That is a true statement. Kids and horses are the reasons why I spent summers as a horse camp counselor. However, as the lesson progressed, I realized this was a different kind of experience.
The little girl and I took turns doing the three jump exercises, and while I always try my best in lessons, I felt the need to try even harder. She was watching me!
The lesson made me think about my riding skills in a less self-centric way. I’ve always strived to be a gentle rider, but it was a great lesson for me to remember that everyone, not just the horse and my trainer, can be affected by how I conduct myself.
Don’t cut the corner. Don’t lean to the inside. Sit up. Don’t rush. Don’t jump up my horse’s neck.
I want to do all of those things all the time, but I’m only human, and let’s be honest – sometimes I don’t. But with this little girl watching, I felt like I HAD to. I could tell my trainer was working with her on corners and collecting herself in between fences. Only once did my trainer say, “See how Allison went around that corner? Make sure you do that with your pony, too.”
Even though I’d already resolved to be at my utmost best, that reference solidified it.
At the same time, the lesson was very humbling. The little girl was a rock star! She was eager, always listening and so, so excited to be riding. Sometimes, when the other lesson rider is doing an exercise and I’m waiting for my turn with my horse, I catch myself thinking about what I need to do when I leave the barn or marveling at the beautiful weather. While nothing is wrong with either thought, the middle of a lesson is not the time for them. I can learn from watching others sometimes even better than I can learn by performing the exercise myself.
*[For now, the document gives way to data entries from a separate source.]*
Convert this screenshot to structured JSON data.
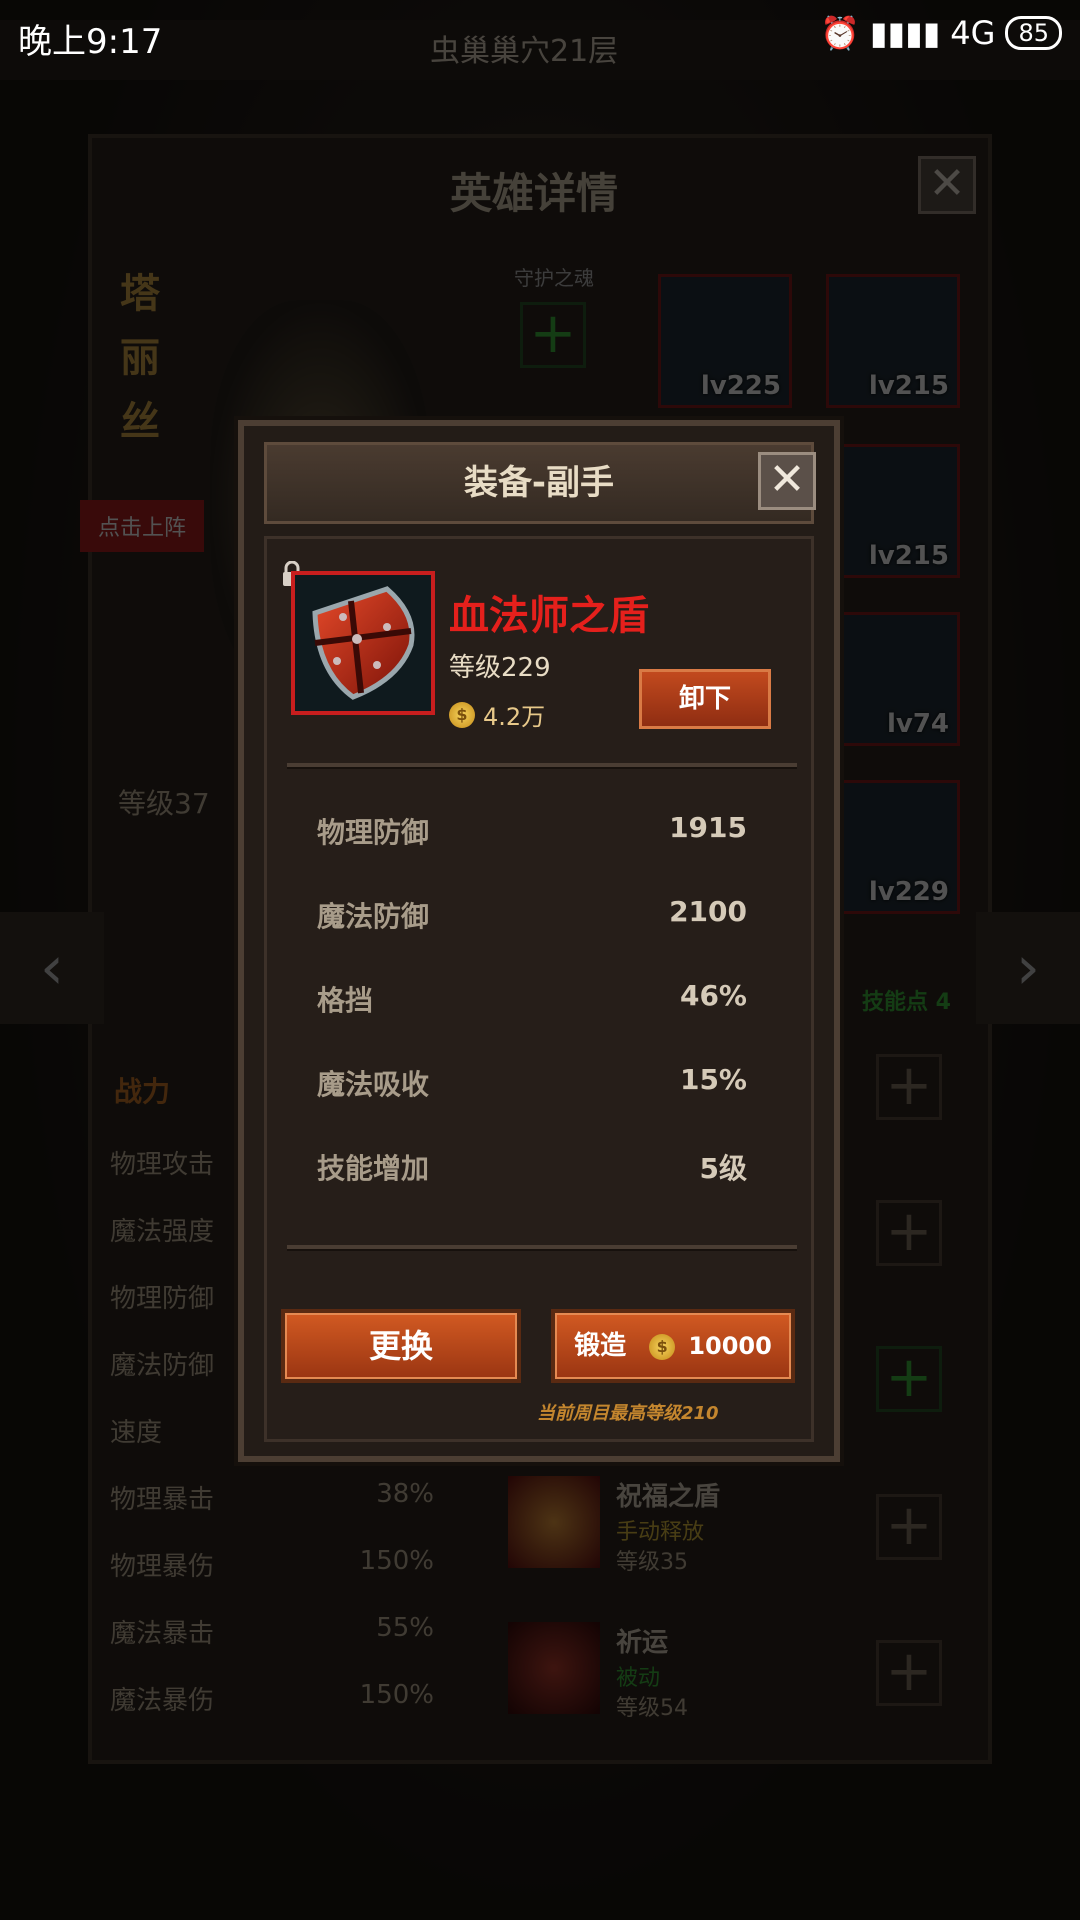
{
  "status_bar": {
    "time": "晚上9:17",
    "network": "4G",
    "battery": "85"
  },
  "background": {
    "top_bar_text": "虫巢巢穴21层",
    "window_title": "英雄详情",
    "hero_name_chars": [
      "塔",
      "丽",
      "丝"
    ],
    "guardian_soul_label": "守护之魂",
    "deploy_tag": "点击上阵",
    "hero_level": "等级37",
    "equipment_levels": [
      "lv225",
      "lv215",
      "lv215",
      "lv74",
      "lv229"
    ],
    "skill_points": "技能点 4",
    "stats_header": "战力",
    "stats": [
      {
        "label": "物理攻击",
        "value": ""
      },
      {
        "label": "魔法强度",
        "value": ""
      },
      {
        "label": "物理防御",
        "value": ""
      },
      {
        "label": "魔法防御",
        "value": ""
      },
      {
        "label": "速度",
        "value": ""
      },
      {
        "label": "物理暴击",
        "value": "38%"
      },
      {
        "label": "物理暴伤",
        "value": "150%"
      },
      {
        "label": "魔法暴击",
        "value": "55%"
      },
      {
        "label": "魔法暴伤",
        "value": "150%"
      }
    ],
    "skills": [
      {
        "name": "祝福之盾",
        "type": "手动释放",
        "level": "等级35"
      },
      {
        "name": "祈运",
        "type": "被动",
        "level": "等级54"
      }
    ]
  },
  "modal": {
    "title": "装备-副手",
    "item": {
      "name": "血法师之盾",
      "level": "等级229",
      "price": "4.2万"
    },
    "unequip_label": "卸下",
    "stats": [
      {
        "label": "物理防御",
        "value": "1915"
      },
      {
        "label": "魔法防御",
        "value": "2100"
      },
      {
        "label": "格挡",
        "value": "46%"
      },
      {
        "label": "魔法吸收",
        "value": "15%"
      },
      {
        "label": "技能增加",
        "value": "5级"
      }
    ],
    "replace_label": "更换",
    "forge_label": "锻造",
    "forge_cost": "10000",
    "note": "当前周目最高等级210"
  }
}
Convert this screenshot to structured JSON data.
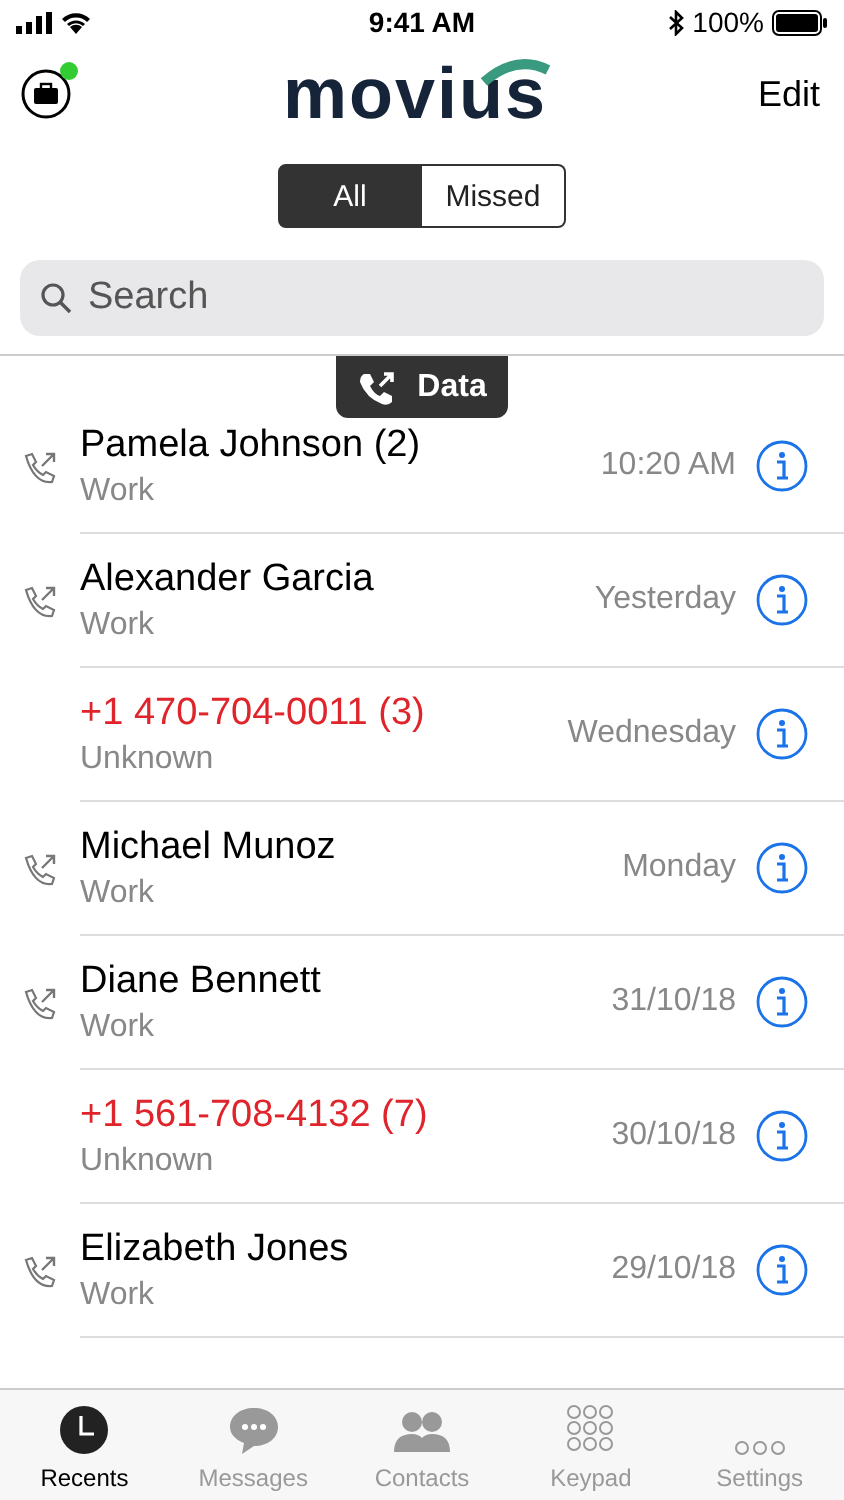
{
  "status_bar": {
    "time": "9:41 AM",
    "battery": "100%"
  },
  "header": {
    "logo": "movius",
    "edit": "Edit",
    "online": true
  },
  "segments": [
    {
      "label": "All",
      "selected": true
    },
    {
      "label": "Missed",
      "selected": false
    }
  ],
  "search": {
    "placeholder": "Search"
  },
  "badge": {
    "label": "Data"
  },
  "calls": [
    {
      "name": "Pamela Johnson (2)",
      "type": "Work",
      "time": "10:20 AM",
      "missed": false
    },
    {
      "name": "Alexander Garcia",
      "type": "Work",
      "time": "Yesterday",
      "missed": false
    },
    {
      "name": "+1 470-704-0011 (3)",
      "type": "Unknown",
      "time": "Wednesday",
      "missed": true
    },
    {
      "name": "Michael Munoz",
      "type": "Work",
      "time": "Monday",
      "missed": false
    },
    {
      "name": "Diane Bennett",
      "type": "Work",
      "time": "31/10/18",
      "missed": false
    },
    {
      "name": "+1 561-708-4132 (7)",
      "type": "Unknown",
      "time": "30/10/18",
      "missed": true
    },
    {
      "name": "Elizabeth Jones",
      "type": "Work",
      "time": "29/10/18",
      "missed": false
    }
  ],
  "tabs": [
    {
      "label": "Recents",
      "kind": "recents",
      "selected": true
    },
    {
      "label": "Messages",
      "kind": "messages",
      "selected": false
    },
    {
      "label": "Contacts",
      "kind": "contacts",
      "selected": false
    },
    {
      "label": "Keypad",
      "kind": "keypad",
      "selected": false
    },
    {
      "label": "Settings",
      "kind": "settings",
      "selected": false
    }
  ]
}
Horseback riding is such a special sport. Riders don’t age out of the sport like gymnasts or football players typically do. We only get better with saddle time, and sometimes, that saddle time is best spent with a younger rider.
Always be positive. Always believe you can do better. And always have fun. Trust me, the moment your horse feels your positive vibes, the even better your horse will feel. There’s nothing like having a great ride, giving your horse a good pat on the neck and then noticing that sweet 12-year-old do the exact same thing to her horse only moments after you.
We’re always teachers, even when we’re the student in our lessons. Especially when we’re in lessons with kids.
Allison Griest is a freelance writer based in Texas. Follow her on Twitter: @allisongriest.